However, the blackout dates and reservations are here to stay, the latter of which "remains important to manage attendance in our parks," the company wrote. "We realize our Passholders enjoy more spontaneous visits – and this change will make that possible."
Disney is also giving people who already have annual passes a new perk, free Disney PhotoPass Lenses, which allows users to take augmented reality (AR) photos with special lenses around the park, and a free visit to an AR mural at Cinderella's Castle.
Free parking is also back for those who stay at Disney hotels in the Orlando parks.
Another major price-boosting change, as the WSJ noted, was removing Disney's FastPass system for skipping lines. The new program is called Genie+. It provides entrance to the Lighting Lane on certain rides, which start at $25 a day per person.
You have to pay extra, to the tune of $10 to $17 a ride, to enter the lane for select rides. Some are included in the $25 and some have to be purchased separately at rides such as the Seven Dwarfs Mine Train and Flight of Passage, which you can do even without buying Genie+. The implementation has reportedly been a disaster at times, with people completely skipping the regular line, called Standby.
Starting in the next "few months," people who buy Genie+ for a visit will also get free photos from Disney PhotoPass, which are taken at places like Space Mountain and Expedition Everest.

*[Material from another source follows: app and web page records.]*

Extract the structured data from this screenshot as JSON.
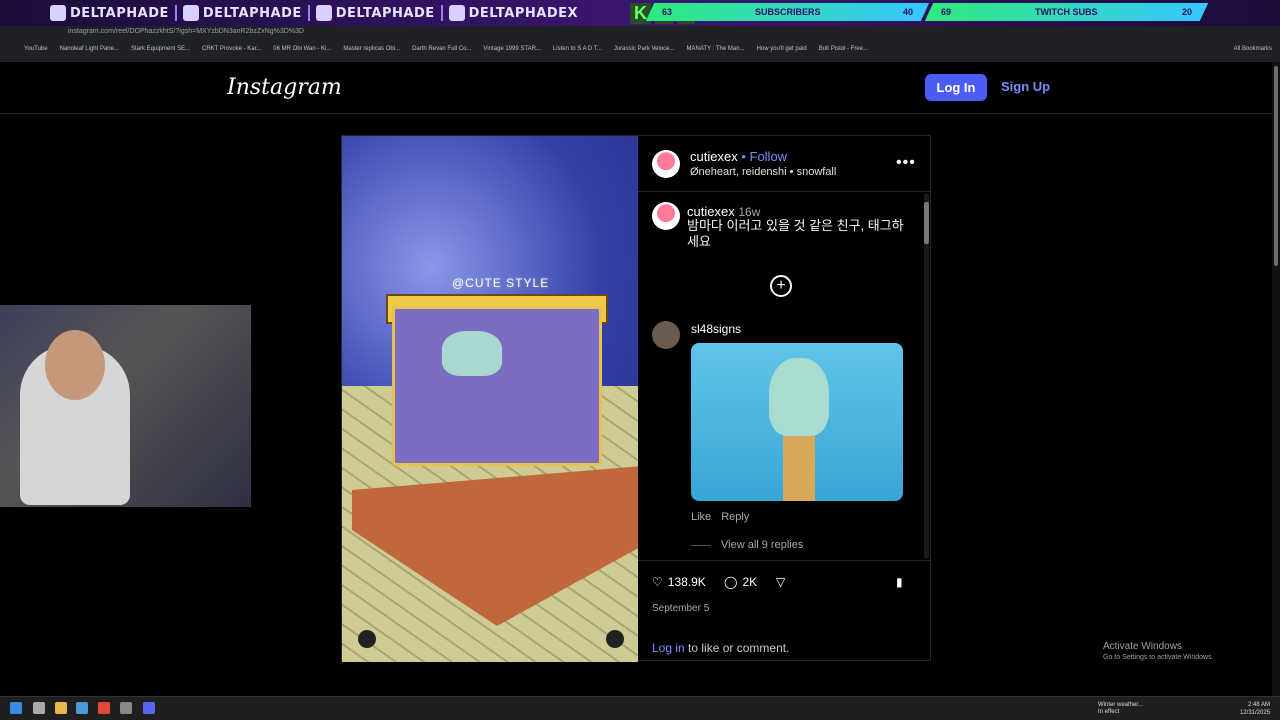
{
  "overlay": {
    "social_tags": [
      "DELTAPHADE",
      "DELTAPHADE",
      "DELTAPHADE",
      "DELTAPHADEX"
    ],
    "k_letters": [
      "K",
      "6",
      "3"
    ],
    "stats": [
      {
        "value": "63",
        "label": "SUBSCRIBERS",
        "count": "40"
      },
      {
        "value": "69",
        "label": "TWITCH SUBS",
        "count": "20"
      }
    ]
  },
  "browser": {
    "url": "instagram.com/reel/DOPhazzkhtS/?igsh=MXYzbDN3anR2bzZxNg%3D%3D",
    "bookmarks": [
      "YouTube",
      "Nanoleaf Light Pane...",
      "Stark Equipment SE...",
      "CRKT Provoke - Kar...",
      "06 MR Obi Wan - Ki...",
      "Master replicas Obi...",
      "Darth Revan Full Co...",
      "Vintage 1999 STAR...",
      "Listen to S A D T...",
      "Jurassic Park Veloce...",
      "MANATY : The Man...",
      "How you'll get paid",
      "Bolt Pistol - Free..."
    ],
    "all_bookmarks": "All Bookmarks"
  },
  "header": {
    "logo": "Instagram",
    "login": "Log In",
    "signup": "Sign Up"
  },
  "post": {
    "watermark": "@CUTE STYLE",
    "author": "cutiexex",
    "follow": "Follow",
    "audio": "Øneheart, reidenshi • snowfall",
    "more": "•••",
    "caption_author": "cutiexex",
    "caption_time": "16w",
    "caption": "밤마다 이러고 있을 것 같은 친구, 태그하세요",
    "comment_author": "sl48signs",
    "comment_like": "Like",
    "comment_reply": "Reply",
    "view_replies": "View all 9 replies",
    "likes": "138.9K",
    "comments_count": "2K",
    "date": "September 5",
    "login_link": "Log in",
    "login_text": " to like or comment."
  },
  "windows": {
    "activate_title": "Activate Windows",
    "activate_sub": "Go to Settings to activate Windows.",
    "weather": "Winter weather...",
    "weather_sub": "In effect",
    "time": "2:48 AM",
    "date": "12/31/2025"
  }
}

The company's olive branches in California include an earlier time for people who "park hop" from Disneyland to Disney California Adventure if they have a Magic Key pass (which provides entrance to both parks) or a Park Hopper ticket from 11 a.m. to 1 p.m.
Disneyland offers select dates where tickets are $104, a relatively lower price compared to the usual day prices, which vary widely but can cost $164-$239 for a one-day ticket that allows park hopping for someone over the age of 10, for example.
In the blog post, the company said it added "nearly" two more months' worth of dates throughout 2023 where people can take advantage of the $104 price.
The company said it also plans to sell more Magic Key passes in 2023.